App and web page records ::
>>>>>
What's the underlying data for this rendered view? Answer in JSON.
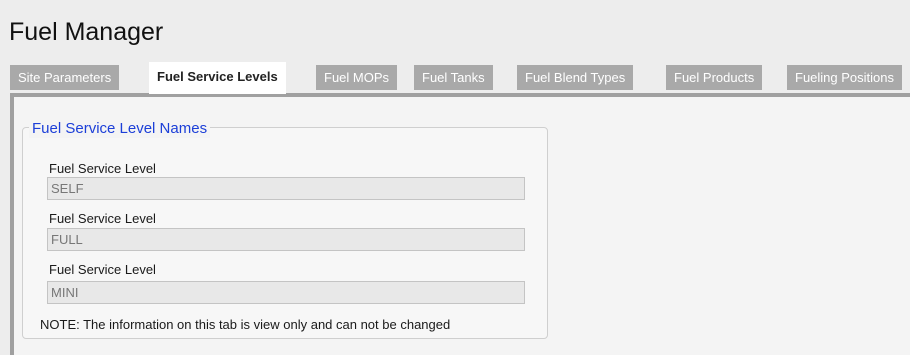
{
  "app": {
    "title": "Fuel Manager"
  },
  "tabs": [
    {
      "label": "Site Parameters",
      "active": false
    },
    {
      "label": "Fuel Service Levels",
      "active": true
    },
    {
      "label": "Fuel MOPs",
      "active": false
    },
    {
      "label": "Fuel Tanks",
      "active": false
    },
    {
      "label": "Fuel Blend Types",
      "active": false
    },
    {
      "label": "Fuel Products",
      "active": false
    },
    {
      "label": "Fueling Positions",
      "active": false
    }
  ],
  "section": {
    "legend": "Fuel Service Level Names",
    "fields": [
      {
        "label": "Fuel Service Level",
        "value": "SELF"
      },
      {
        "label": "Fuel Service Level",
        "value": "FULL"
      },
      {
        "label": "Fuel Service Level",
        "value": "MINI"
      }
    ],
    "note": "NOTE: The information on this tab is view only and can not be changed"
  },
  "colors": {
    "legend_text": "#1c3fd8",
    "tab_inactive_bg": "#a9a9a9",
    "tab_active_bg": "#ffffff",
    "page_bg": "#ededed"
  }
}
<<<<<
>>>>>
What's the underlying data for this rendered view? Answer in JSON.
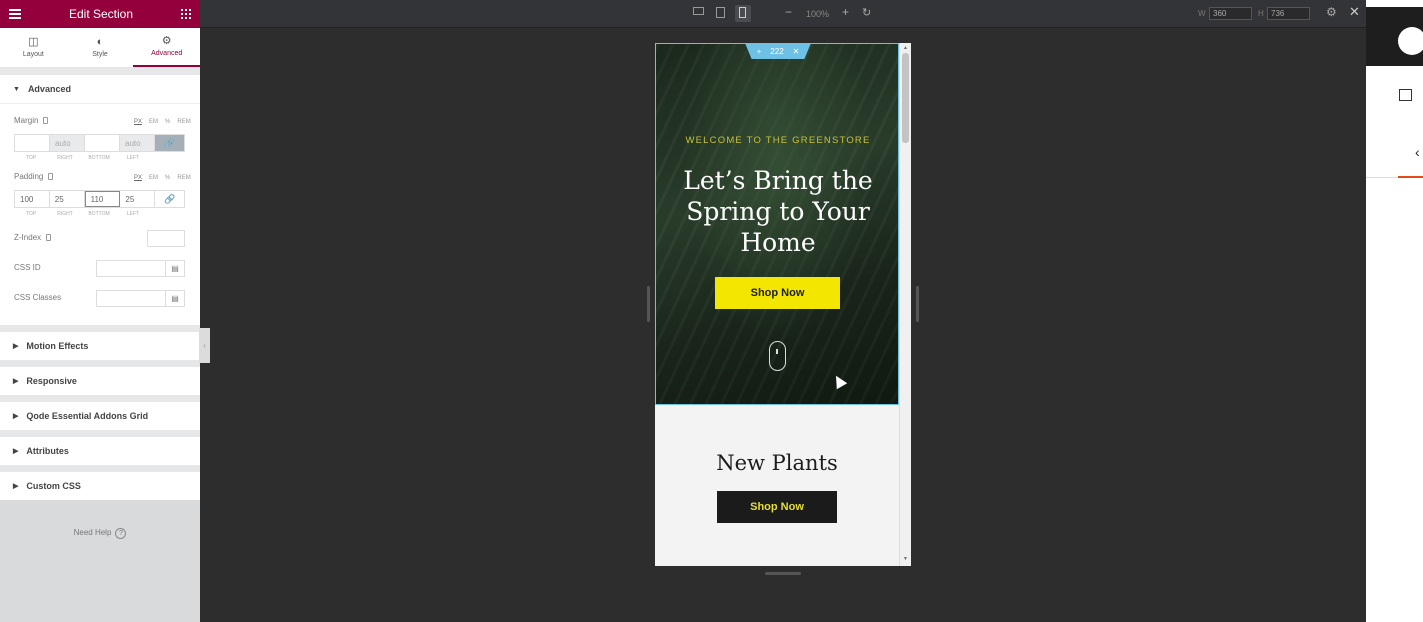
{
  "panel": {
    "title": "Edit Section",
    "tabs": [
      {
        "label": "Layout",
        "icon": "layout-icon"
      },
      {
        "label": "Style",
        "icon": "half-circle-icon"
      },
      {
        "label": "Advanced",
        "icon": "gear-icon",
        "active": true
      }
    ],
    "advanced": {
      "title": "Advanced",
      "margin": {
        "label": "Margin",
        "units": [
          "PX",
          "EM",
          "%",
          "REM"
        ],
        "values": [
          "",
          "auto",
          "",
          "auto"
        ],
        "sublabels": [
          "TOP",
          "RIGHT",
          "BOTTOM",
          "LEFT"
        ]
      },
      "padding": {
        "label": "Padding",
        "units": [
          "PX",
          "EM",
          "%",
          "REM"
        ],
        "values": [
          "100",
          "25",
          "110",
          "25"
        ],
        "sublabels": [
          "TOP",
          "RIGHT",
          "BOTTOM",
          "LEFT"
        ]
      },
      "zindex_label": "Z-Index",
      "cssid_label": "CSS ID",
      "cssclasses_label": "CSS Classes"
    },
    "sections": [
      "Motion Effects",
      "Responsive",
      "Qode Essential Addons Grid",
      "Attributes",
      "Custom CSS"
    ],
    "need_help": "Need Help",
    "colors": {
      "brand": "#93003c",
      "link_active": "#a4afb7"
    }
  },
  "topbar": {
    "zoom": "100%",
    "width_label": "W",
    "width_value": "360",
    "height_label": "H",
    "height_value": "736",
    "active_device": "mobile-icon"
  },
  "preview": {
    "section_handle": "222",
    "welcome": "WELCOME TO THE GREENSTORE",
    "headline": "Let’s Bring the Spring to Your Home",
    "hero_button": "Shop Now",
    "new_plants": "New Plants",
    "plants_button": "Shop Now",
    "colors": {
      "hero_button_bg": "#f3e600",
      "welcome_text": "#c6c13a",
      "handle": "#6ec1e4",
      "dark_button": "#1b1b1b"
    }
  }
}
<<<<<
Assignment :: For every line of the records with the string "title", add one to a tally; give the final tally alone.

Reply to the exercise :: 3